(Stored items from a collection)
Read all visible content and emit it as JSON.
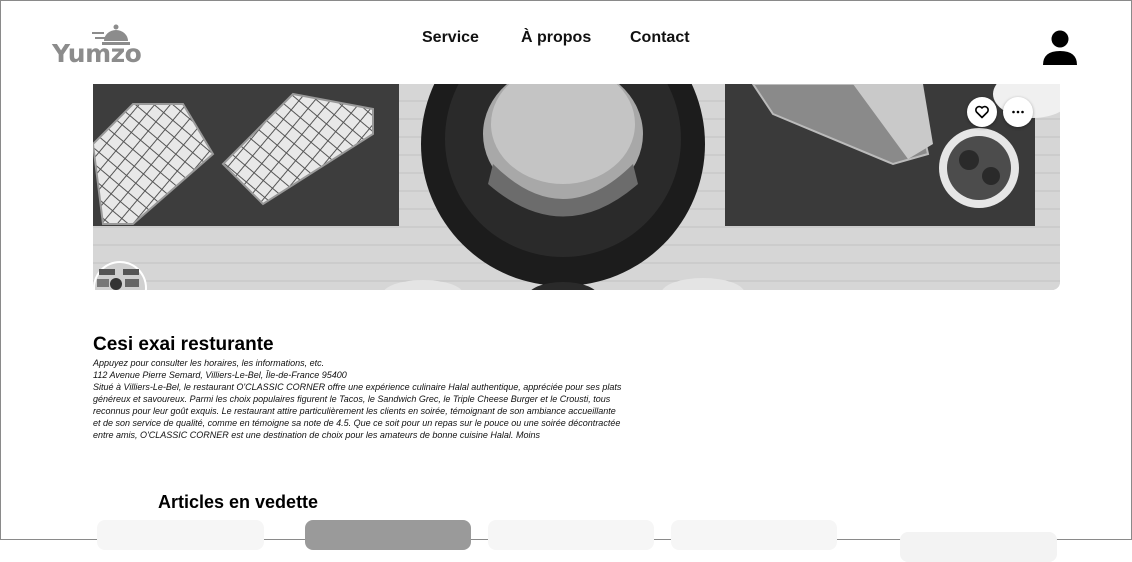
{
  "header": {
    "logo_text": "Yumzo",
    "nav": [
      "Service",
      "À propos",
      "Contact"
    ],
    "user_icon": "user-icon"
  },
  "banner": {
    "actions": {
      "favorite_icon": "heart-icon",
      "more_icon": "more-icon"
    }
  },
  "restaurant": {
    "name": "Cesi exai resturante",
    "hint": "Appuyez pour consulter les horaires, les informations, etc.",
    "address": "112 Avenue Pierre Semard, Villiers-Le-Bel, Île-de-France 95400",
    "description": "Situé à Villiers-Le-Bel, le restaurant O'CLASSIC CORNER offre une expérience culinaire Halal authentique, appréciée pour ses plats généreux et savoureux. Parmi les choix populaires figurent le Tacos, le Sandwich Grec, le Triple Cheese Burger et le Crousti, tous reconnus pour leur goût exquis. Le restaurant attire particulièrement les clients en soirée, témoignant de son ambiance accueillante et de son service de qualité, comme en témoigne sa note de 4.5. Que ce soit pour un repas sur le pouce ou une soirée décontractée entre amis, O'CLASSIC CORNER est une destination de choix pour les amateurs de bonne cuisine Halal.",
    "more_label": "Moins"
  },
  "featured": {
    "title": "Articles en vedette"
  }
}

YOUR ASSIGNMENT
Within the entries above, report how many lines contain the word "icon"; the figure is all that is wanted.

YOUR RESPONSE
3